It is by following this river, not by the valley, but above all by the ridges, that the group crosses the great forest in three days’ march, about 60 kilometers. Hastie describes it as characterized by “many high-growth trees, but no game and very few makis”. However, it does not signal any inhabitant during this crossing.
The situation changes as soon as the group leaves the forest. On July 11, Hastie insisted on many places for rice cultivation, “probably in the form of tavy”, and on the presence of many “tsangambato” (raised stones) which, in the absence of houses, nevertheless reveal A certain population, encountered the same evening. “… a few natives returning from Tamatave, where they exchanged raffia clothes for cotton cloths” (Hastie’s diary on 15 July). This proves an agricultural activity sufficiently developed to leave surpluses.

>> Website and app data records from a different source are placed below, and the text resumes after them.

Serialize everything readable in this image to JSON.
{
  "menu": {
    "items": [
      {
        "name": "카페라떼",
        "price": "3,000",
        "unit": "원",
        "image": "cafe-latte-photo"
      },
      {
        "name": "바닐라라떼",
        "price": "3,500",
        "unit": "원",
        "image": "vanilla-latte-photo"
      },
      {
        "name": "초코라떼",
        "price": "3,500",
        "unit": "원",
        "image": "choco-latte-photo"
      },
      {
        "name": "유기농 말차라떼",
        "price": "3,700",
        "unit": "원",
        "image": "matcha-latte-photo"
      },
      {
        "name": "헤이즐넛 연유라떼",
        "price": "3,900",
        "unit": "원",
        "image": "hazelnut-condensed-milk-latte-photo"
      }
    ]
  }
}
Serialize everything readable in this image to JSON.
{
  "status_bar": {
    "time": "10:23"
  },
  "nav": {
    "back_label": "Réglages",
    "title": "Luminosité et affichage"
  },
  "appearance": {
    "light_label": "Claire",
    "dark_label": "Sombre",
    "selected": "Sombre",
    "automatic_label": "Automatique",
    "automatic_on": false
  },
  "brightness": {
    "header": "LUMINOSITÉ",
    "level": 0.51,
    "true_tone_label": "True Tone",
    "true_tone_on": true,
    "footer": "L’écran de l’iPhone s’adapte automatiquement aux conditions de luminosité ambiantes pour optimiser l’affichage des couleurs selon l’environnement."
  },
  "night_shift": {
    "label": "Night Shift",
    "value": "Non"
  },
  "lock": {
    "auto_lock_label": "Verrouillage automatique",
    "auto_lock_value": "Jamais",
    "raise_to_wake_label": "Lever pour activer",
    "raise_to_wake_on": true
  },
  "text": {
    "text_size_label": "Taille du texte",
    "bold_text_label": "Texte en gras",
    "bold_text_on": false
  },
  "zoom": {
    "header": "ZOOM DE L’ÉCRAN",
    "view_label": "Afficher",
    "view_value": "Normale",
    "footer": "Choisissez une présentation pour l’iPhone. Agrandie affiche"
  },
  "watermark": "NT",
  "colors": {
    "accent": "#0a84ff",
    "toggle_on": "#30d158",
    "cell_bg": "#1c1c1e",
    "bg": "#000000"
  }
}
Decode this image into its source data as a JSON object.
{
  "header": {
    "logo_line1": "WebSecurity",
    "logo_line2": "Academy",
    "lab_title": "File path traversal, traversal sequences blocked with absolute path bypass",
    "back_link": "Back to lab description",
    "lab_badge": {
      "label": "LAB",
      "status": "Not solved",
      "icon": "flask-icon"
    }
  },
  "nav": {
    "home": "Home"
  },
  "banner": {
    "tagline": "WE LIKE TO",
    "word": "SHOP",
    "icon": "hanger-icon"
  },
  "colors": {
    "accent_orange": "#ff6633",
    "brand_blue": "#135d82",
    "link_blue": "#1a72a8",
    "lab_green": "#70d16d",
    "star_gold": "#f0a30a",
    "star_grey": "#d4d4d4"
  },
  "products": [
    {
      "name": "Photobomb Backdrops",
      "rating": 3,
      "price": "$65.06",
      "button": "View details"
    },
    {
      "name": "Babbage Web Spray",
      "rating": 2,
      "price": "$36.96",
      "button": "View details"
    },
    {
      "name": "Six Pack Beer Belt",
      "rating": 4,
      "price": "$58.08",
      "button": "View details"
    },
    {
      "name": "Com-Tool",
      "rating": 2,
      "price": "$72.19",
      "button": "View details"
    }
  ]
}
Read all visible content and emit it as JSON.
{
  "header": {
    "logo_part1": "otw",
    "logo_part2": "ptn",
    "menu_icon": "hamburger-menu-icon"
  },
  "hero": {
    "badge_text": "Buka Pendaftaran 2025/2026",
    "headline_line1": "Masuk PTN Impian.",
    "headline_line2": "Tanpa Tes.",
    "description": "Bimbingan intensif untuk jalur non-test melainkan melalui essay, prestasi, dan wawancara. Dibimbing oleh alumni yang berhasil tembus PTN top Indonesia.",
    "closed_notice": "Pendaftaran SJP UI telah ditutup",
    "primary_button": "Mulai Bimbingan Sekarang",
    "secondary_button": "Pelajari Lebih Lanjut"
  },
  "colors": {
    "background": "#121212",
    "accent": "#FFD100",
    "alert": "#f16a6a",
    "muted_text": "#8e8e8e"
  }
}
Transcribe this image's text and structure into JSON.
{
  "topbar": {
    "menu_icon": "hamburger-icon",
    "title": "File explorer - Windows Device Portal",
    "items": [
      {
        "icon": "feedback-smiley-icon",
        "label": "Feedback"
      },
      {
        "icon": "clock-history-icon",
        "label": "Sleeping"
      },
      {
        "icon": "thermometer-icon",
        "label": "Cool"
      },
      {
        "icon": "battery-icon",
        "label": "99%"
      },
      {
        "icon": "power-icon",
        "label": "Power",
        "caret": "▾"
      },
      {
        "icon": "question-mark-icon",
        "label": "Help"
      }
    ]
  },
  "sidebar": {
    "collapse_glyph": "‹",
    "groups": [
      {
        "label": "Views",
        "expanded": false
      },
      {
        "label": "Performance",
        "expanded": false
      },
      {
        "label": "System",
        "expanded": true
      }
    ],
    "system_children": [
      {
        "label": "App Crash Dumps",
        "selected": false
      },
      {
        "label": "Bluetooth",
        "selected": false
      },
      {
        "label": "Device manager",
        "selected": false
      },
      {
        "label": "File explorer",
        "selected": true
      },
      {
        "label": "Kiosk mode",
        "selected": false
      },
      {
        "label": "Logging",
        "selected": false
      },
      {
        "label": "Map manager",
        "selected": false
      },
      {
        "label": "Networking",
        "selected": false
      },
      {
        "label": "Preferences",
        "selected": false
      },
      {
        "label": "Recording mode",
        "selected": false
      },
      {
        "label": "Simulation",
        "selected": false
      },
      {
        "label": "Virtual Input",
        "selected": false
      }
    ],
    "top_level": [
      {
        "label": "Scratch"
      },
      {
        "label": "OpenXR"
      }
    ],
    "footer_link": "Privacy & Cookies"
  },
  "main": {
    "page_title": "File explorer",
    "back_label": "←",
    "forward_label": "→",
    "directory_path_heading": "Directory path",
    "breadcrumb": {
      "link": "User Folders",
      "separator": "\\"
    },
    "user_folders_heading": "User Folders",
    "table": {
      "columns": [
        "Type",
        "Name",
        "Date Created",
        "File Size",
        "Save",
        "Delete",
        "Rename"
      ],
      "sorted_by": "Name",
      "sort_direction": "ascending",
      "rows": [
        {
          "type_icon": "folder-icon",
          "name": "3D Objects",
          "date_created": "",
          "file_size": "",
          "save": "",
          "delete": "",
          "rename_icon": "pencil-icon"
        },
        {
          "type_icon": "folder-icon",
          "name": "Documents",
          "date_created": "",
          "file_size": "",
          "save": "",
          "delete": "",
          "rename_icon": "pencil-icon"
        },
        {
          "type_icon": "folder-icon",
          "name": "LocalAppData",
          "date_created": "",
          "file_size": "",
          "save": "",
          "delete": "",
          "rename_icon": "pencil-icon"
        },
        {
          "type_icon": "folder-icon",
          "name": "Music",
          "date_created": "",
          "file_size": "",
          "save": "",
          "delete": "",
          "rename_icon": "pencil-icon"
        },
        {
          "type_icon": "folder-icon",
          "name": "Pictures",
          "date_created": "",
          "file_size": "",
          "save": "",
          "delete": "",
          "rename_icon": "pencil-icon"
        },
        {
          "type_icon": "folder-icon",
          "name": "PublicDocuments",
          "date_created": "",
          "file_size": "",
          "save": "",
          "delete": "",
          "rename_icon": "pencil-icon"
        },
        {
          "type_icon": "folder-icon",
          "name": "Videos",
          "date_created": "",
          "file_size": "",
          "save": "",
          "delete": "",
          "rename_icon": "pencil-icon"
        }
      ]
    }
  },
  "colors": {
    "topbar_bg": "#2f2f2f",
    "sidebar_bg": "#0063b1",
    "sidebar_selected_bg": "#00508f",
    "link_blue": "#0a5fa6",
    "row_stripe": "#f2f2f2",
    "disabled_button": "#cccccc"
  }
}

Rafaralahy and Hastie reached, on the evening of 16 July, Foulpointe, where the two other groups of soldiers who followed the more traditional route Moramanga-Andevoranto-Toamasina-Foulpointe preceded them. The next day, the settlement of the new colony begins. It is solemnly announced in a Kabary, “largely probably intended to reassure the betsimisaraka populations and the contractors settled in the region”, but which has above all the interest to make known with accuracy the spirit that presides over this Creation, says Jean Valette: “The goal … to promote the economy of the region by creating an important trade, in accordance with merina laws that protect all properties and that have completely suppressed both theft and property violations. “
Jean Valette indicates that the colony of Foulpointe is not only for the agricultural development of the region but also for the development of the trade to which the colonists are authorized to engage:
“… trade in the products of the country for export and imported goods. “

The 2,000 new settlers and, in principle, voluntary, have to work at the collective facilities of the new establishment and it is agreed that these services would last four months after arrival at Foulpointe. At the same time, they may also engage in cultivation on their own behalf, and for this purpose plots of land would be granted to those who so request. To encourage these initiatives, Rafaralahy reduced the length of their compulsory service. It allows them to “devote only one day in four” of their time to public order work so that they can devote three quarters of their time to working for them, building their houses, preparing and enclosing Their fields of cultivation. At the same time, he promises them the necessary seeds.
This “generous” offer, presented as an initiative of Rafaralahy, was rejected by settlers who, according to Hastie, “replied that the promises they had made to Radama wanted them to finish public works, They would avail themselves of his offers for whatever they consider useful for their projects. ” From July 18 to 25, Hastie commissioned the start of the work “to prepare the ground for crops, plant trees and cuttings, plant and prepare the woods to form pens.”
Once this work has been completed, the English agent can then deal with various other issues, in particular the supply of the new colony. On July 20 he went to Toamasina, where he bought Jean Rene a fairly large amount of rice, which he brought back by boat to Foulpointe on July 29th. He took advantage of this new trip to carry out “a few trials of new crops, wheat, oats and cotton”.